The Chinese art of arranging one’s life in accordance with the forces of the universe stretches back over at least 5,000 years and probably far longer. It is a profoundly creative and intuitive art. But it is also a science, with diagnostic equipment, mathematical formulae, and specialised terminology.
The art is rooted in an extraordinary sensitivity to nature. This affinity with the natural world is reflected in the two Chinese characters that make up its name: Feng Shui. The literal meaning is Wind and Water. The pronunciation is: “Fung Shoy”.
In Chinese beliefs, the course of our lives is governed by the following five aspects in descending order of significance: Life, Fortune, Feng Shui, Deed and Study. Here, the importance of Feng Shui is clearly illustrated. The first two items on the list are external and predetermined. They are of a universal design that can only be predicted and foretold but not altered. They fall within the province of the divine.

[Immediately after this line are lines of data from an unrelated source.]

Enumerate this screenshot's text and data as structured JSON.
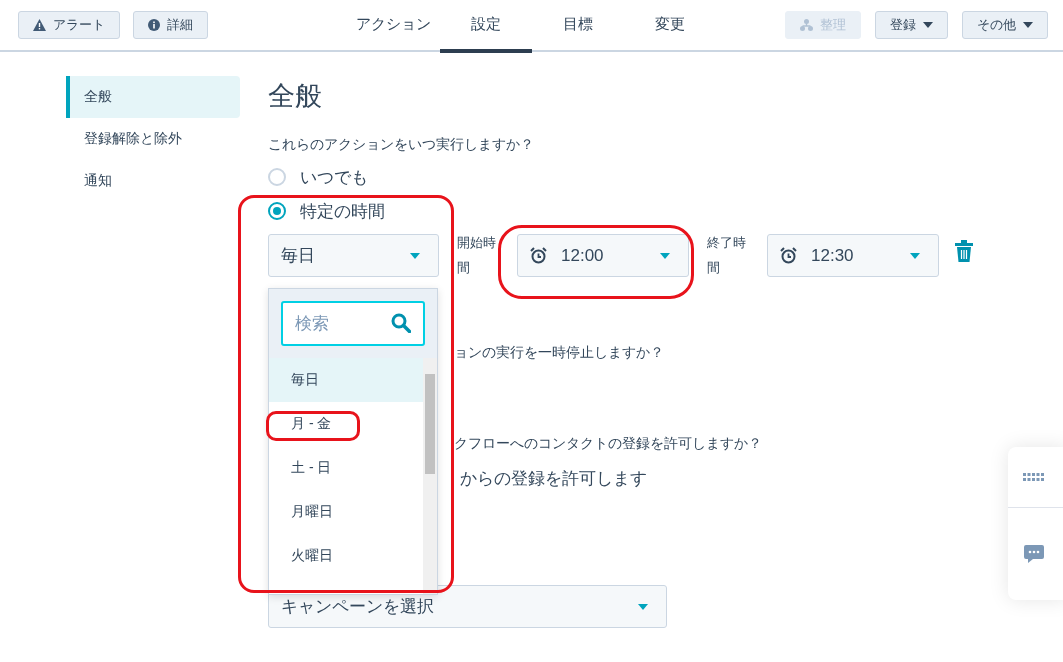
{
  "header": {
    "left_buttons": [
      {
        "label": "アラート"
      },
      {
        "label": "詳細"
      }
    ],
    "tabs": [
      {
        "label": "アクション",
        "selected": false
      },
      {
        "label": "設定",
        "selected": true
      },
      {
        "label": "目標",
        "selected": false
      },
      {
        "label": "変更",
        "selected": false
      }
    ],
    "right_buttons": [
      {
        "label": "整理",
        "disabled": true,
        "caret": false
      },
      {
        "label": "登録",
        "disabled": false,
        "caret": true
      },
      {
        "label": "その他",
        "disabled": false,
        "caret": true
      }
    ]
  },
  "sidebar": {
    "items": [
      {
        "label": "全般",
        "selected": true
      },
      {
        "label": "登録解除と除外",
        "selected": false
      },
      {
        "label": "通知",
        "selected": false
      }
    ]
  },
  "section": {
    "title": "全般",
    "question": "これらのアクションをいつ実行しますか？",
    "radios": [
      {
        "label": "いつでも",
        "selected": false
      },
      {
        "label": "特定の時間",
        "selected": true
      }
    ],
    "schedule": {
      "day": "毎日",
      "start_label": "開始時間",
      "start_time": "12:00",
      "end_label": "終了時間",
      "end_time": "12:30"
    },
    "hidden_lines": [
      {
        "text": "ョンの実行を一時停止しますか？",
        "kind": "question"
      },
      {
        "text": "クフローへのコンタクトの登録を許可しますか？",
        "kind": "question"
      },
      {
        "text": "からの登録を許可します",
        "kind": "option"
      }
    ],
    "campaign_select": {
      "value": "キャンペーンを選択"
    }
  },
  "dropdown": {
    "search_placeholder": "検索",
    "options": [
      {
        "label": "毎日",
        "selected": true
      },
      {
        "label": "月 - 金",
        "selected": false
      },
      {
        "label": "土 - 日",
        "selected": false
      },
      {
        "label": "月曜日",
        "selected": false
      },
      {
        "label": "火曜日",
        "selected": false
      }
    ]
  }
}
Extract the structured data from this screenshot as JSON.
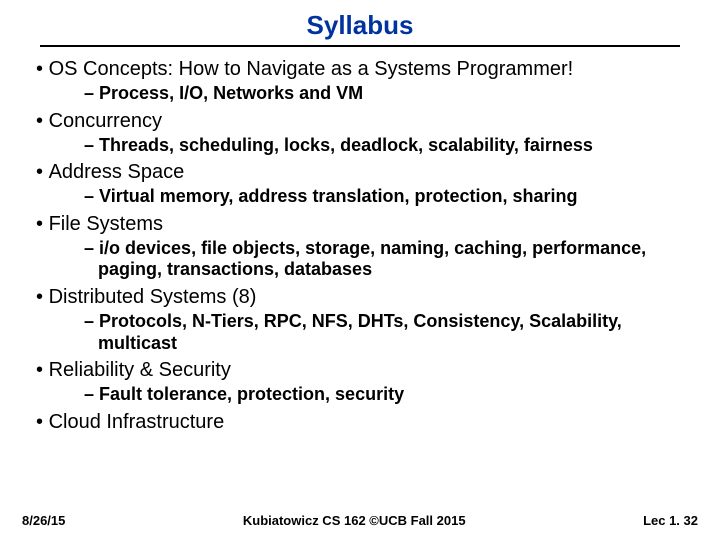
{
  "title": "Syllabus",
  "items": [
    {
      "label": "OS Concepts: How to Navigate as a Systems Programmer!",
      "sub": [
        "Process, I/O, Networks and VM"
      ]
    },
    {
      "label": "Concurrency",
      "sub": [
        "Threads, scheduling, locks, deadlock, scalability, fairness"
      ]
    },
    {
      "label": "Address Space",
      "sub": [
        "Virtual memory, address translation, protection, sharing"
      ]
    },
    {
      "label": "File Systems",
      "sub": [
        "i/o devices, file objects, storage, naming, caching, performance, paging, transactions, databases"
      ]
    },
    {
      "label": "Distributed Systems (8)",
      "sub": [
        "Protocols, N-Tiers, RPC, NFS, DHTs, Consistency, Scalability, multicast"
      ]
    },
    {
      "label": "Reliability & Security",
      "sub": [
        "Fault tolerance, protection, security"
      ]
    },
    {
      "label": "Cloud Infrastructure",
      "sub": []
    }
  ],
  "footer": {
    "left": "8/26/15",
    "center": "Kubiatowicz CS 162 ©UCB Fall 2015",
    "right": "Lec 1. 32"
  }
}
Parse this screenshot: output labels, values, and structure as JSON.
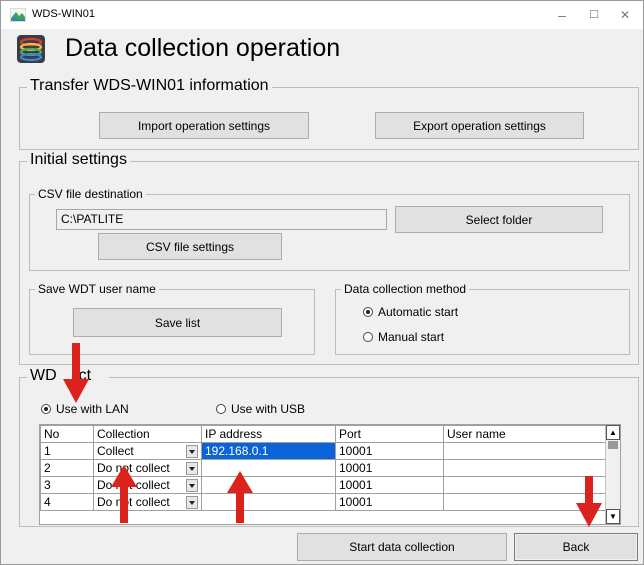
{
  "window": {
    "title": "WDS-WIN01",
    "minimize": "–",
    "maximize": "☐",
    "close": "✕"
  },
  "heading": "Data collection operation",
  "transfer": {
    "title": "Transfer WDS-WIN01 information",
    "import_label": "Import operation settings",
    "export_label": "Export operation settings"
  },
  "initial": {
    "title": "Initial settings",
    "csv": {
      "title": "CSV file destination",
      "path": "C:\\PATLITE",
      "select_folder_label": "Select folder",
      "csv_settings_label": "CSV file settings"
    },
    "wdt": {
      "title": "Save WDT user name",
      "save_list_label": "Save list"
    },
    "method": {
      "title": "Data collection method",
      "automatic_label": "Automatic start",
      "manual_label": "Manual start",
      "selected": "automatic"
    }
  },
  "wdt_list": {
    "title_left": "WD",
    "title_right": "ct",
    "lan_label": "Use with LAN",
    "usb_label": "Use with USB",
    "selected": "lan",
    "columns": [
      "No",
      "Collection",
      "IP address",
      "Port",
      "User name"
    ],
    "rows": [
      {
        "no": "1",
        "collection": "Collect",
        "ip": "192.168.0.1",
        "port": "10001",
        "user": ""
      },
      {
        "no": "2",
        "collection": "Do not collect",
        "ip": "",
        "port": "10001",
        "user": ""
      },
      {
        "no": "3",
        "collection": "Do not collect",
        "ip": "",
        "port": "10001",
        "user": ""
      },
      {
        "no": "4",
        "collection": "Do not collect",
        "ip": "",
        "port": "10001",
        "user": ""
      }
    ]
  },
  "footer": {
    "start_label": "Start data collection",
    "back_label": "Back"
  },
  "colors": {
    "annotation_arrow": "#d9231c",
    "selection": "#0a64d8"
  }
}
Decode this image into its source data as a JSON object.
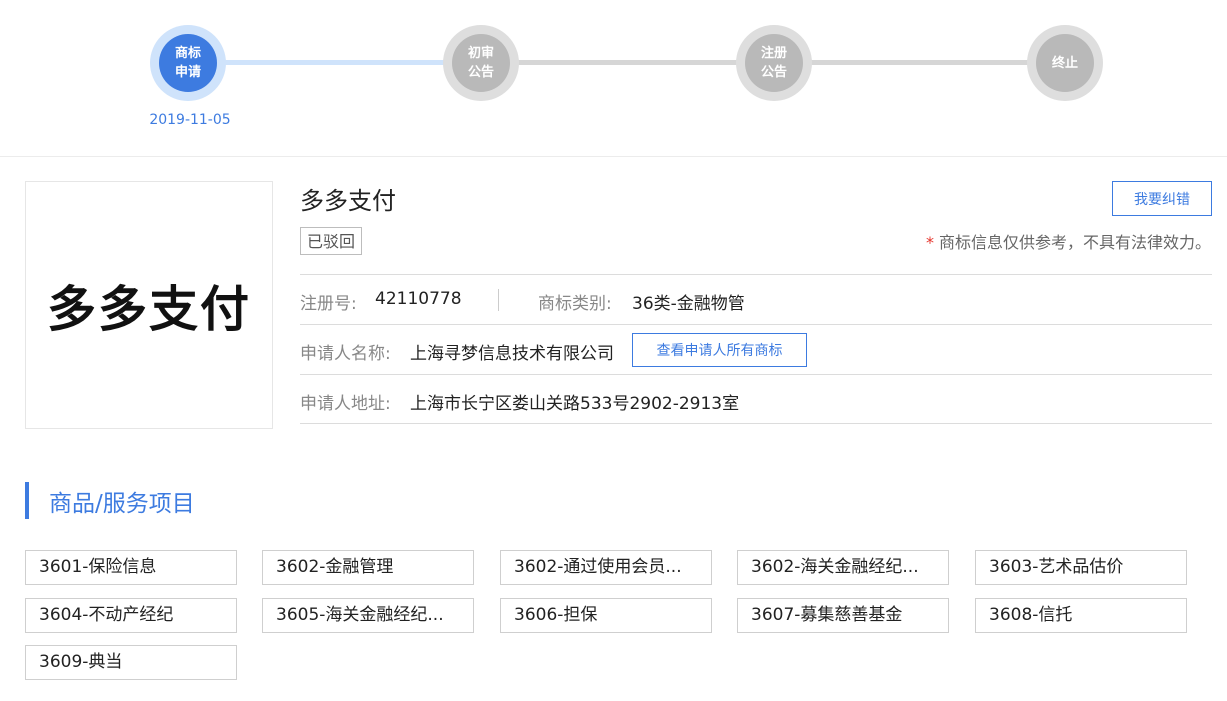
{
  "progress": {
    "steps": [
      {
        "label": "商标申请",
        "active": true
      },
      {
        "label": "初审公告",
        "active": false
      },
      {
        "label": "注册公告",
        "active": false
      },
      {
        "label": "终止",
        "active": false
      }
    ],
    "date": "2019-11-05"
  },
  "trademark": {
    "logo_text": "多多支付",
    "name": "多多支付",
    "status": "已驳回",
    "correct_button": "我要纠错",
    "disclaimer_star": "*",
    "disclaimer": "商标信息仅供参考，不具有法律效力。",
    "reg_no_label": "注册号:",
    "reg_no": "42110778",
    "class_label": "商标类别:",
    "class_value": "36类-金融物管",
    "applicant_label": "申请人名称:",
    "applicant": "上海寻梦信息技术有限公司",
    "view_all_button": "查看申请人所有商标",
    "address_label": "申请人地址:",
    "address": "上海市长宁区娄山关路533号2902-2913室"
  },
  "goods": {
    "title": "商品/服务项目",
    "items": [
      "3601-保险信息",
      "3602-金融管理",
      "3602-通过使用会员...",
      "3602-海关金融经纪...",
      "3603-艺术品估价",
      "3604-不动产经纪",
      "3605-海关金融经纪...",
      "3606-担保",
      "3607-募集慈善基金",
      "3608-信托",
      "3609-典当"
    ]
  },
  "colors": {
    "accent": "#3d7be0",
    "accent_light": "#cfe3fb",
    "inactive": "#b9b9b9",
    "danger": "#e5332a"
  }
}
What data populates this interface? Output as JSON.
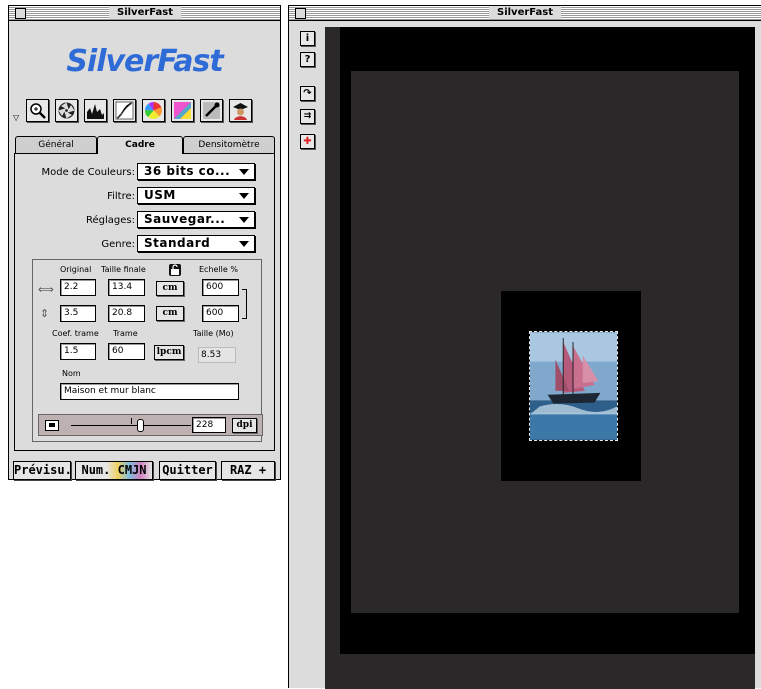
{
  "left_window": {
    "title": "SilverFast",
    "logo": "SilverFast",
    "tabs": [
      "Général",
      "Cadre",
      "Densitomètre"
    ],
    "active_tab": "Cadre",
    "settings": {
      "mode_label": "Mode de Couleurs:",
      "mode_value": "36 bits co...",
      "filter_label": "Filtre:",
      "filter_value": "USM",
      "reglages_label": "Réglages:",
      "reglages_value": "Sauvegar...",
      "genre_label": "Genre:",
      "genre_value": "Standard"
    },
    "dimensions": {
      "original_header": "Original",
      "taille_finale_header": "Taille finale",
      "echelle_header": "Echelle %",
      "width_original": "2.2",
      "width_final": "13.4",
      "width_unit": "cm",
      "width_scale": "600",
      "height_original": "3.5",
      "height_final": "20.8",
      "height_unit": "cm",
      "height_scale": "600",
      "coef_trame_label": "Coef. trame",
      "trame_label": "Trame",
      "taille_mo_label": "Taille (Mo)",
      "coef_trame_value": "1.5",
      "trame_value": "60",
      "trame_unit": "lpcm",
      "taille_mo_value": "8.53",
      "nom_label": "Nom",
      "nom_value": "Maison et mur blanc"
    },
    "resolution": {
      "value": "228",
      "unit": "dpi"
    },
    "buttons": {
      "preview": "Prévisu.",
      "scan": "Num. CMJN",
      "quit": "Quitter",
      "reset": "RAZ +"
    }
  },
  "right_window": {
    "title": "SilverFast",
    "side_buttons": [
      "i",
      "?"
    ]
  },
  "colors": {
    "logo_blue": "#2f6bd6",
    "preview_dark": "#2a2828",
    "window_gray": "#dcdcdc"
  },
  "icons": [
    "magnifier-icon",
    "aperture-icon",
    "histogram-icon",
    "gradation-curve-icon",
    "color-wheel-icon",
    "selective-color-icon",
    "pipette-icon",
    "expert-icon"
  ]
}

Of the remaining elements, which are all within our own grasp and power to control, Feng Shui thus stands supreme.